WHAT YOU WILL DO —
Which of the lines below include "emoji"? Each one should be copied out.

[Records excerpted from a collection]
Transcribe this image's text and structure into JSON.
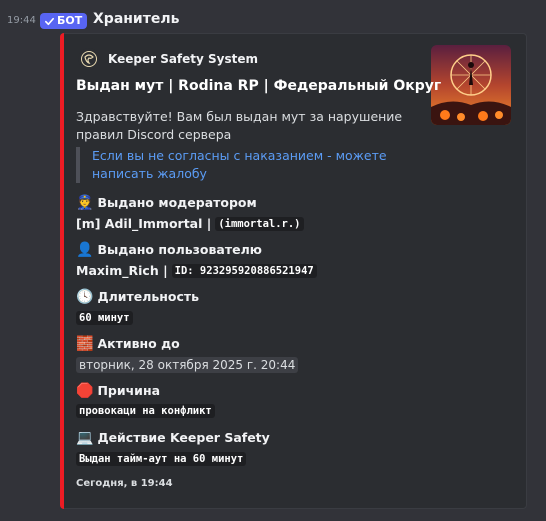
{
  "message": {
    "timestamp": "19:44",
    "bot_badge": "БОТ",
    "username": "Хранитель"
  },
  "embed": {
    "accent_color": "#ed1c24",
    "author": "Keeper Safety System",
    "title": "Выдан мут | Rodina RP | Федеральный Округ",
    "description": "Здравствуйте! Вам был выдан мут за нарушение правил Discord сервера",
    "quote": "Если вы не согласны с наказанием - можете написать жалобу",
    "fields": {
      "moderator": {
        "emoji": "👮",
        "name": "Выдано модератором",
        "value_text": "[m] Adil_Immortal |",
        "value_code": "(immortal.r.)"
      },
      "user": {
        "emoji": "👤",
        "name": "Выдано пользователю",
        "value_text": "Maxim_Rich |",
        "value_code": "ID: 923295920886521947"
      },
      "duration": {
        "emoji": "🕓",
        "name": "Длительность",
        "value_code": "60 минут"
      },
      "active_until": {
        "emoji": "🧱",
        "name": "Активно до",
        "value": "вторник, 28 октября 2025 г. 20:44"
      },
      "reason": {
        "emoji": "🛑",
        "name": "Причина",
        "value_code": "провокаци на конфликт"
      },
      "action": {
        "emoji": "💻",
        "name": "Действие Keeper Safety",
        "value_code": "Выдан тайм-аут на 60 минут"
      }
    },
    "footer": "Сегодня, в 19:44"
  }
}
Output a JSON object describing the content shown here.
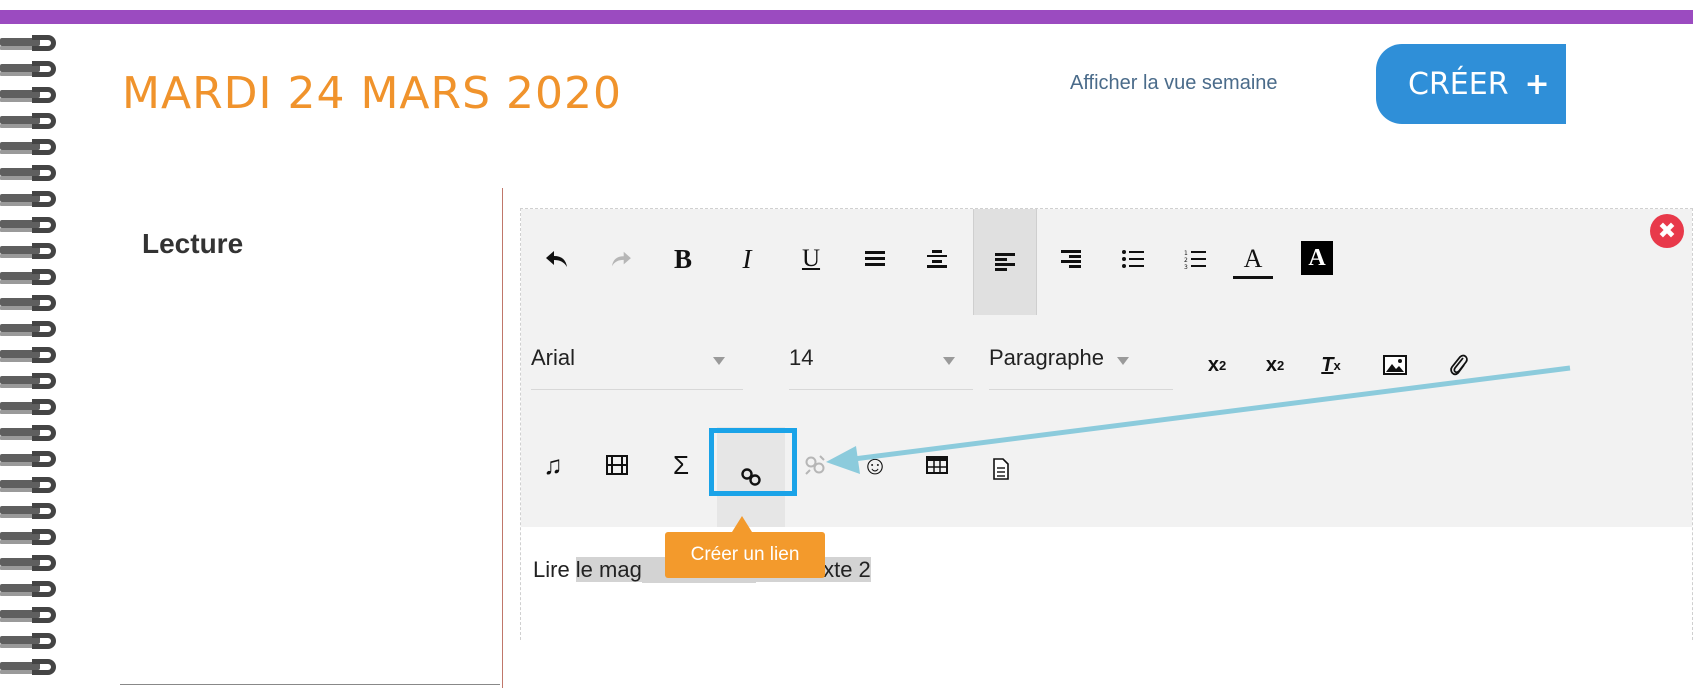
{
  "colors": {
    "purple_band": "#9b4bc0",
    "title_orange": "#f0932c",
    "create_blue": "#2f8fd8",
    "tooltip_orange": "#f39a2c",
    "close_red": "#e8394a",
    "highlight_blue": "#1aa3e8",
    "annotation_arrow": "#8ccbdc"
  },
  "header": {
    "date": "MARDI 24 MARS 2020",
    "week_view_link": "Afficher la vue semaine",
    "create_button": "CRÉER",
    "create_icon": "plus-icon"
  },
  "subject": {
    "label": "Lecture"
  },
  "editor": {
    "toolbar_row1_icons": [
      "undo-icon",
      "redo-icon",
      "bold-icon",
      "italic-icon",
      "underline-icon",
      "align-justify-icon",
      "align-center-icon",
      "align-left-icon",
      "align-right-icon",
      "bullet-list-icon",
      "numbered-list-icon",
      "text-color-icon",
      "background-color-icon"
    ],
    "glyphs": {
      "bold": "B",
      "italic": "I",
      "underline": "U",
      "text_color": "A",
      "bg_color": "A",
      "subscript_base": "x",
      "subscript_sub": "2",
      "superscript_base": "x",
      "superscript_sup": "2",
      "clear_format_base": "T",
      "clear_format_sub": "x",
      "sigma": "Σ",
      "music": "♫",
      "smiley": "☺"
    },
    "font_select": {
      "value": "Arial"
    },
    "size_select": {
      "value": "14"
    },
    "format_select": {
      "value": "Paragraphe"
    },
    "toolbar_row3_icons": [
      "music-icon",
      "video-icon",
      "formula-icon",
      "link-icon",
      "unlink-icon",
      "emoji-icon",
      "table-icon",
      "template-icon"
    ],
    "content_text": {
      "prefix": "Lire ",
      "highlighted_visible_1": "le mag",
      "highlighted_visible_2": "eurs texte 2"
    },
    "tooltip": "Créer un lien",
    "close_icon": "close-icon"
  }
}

TASK OUTPUT —
        "emoji": "👮",
        "emoji": "👤",
        "emoji": "🕓",
        "emoji": "🧱",
        "emoji": "🛑",
        "emoji": "💻",
      "emoji-icon",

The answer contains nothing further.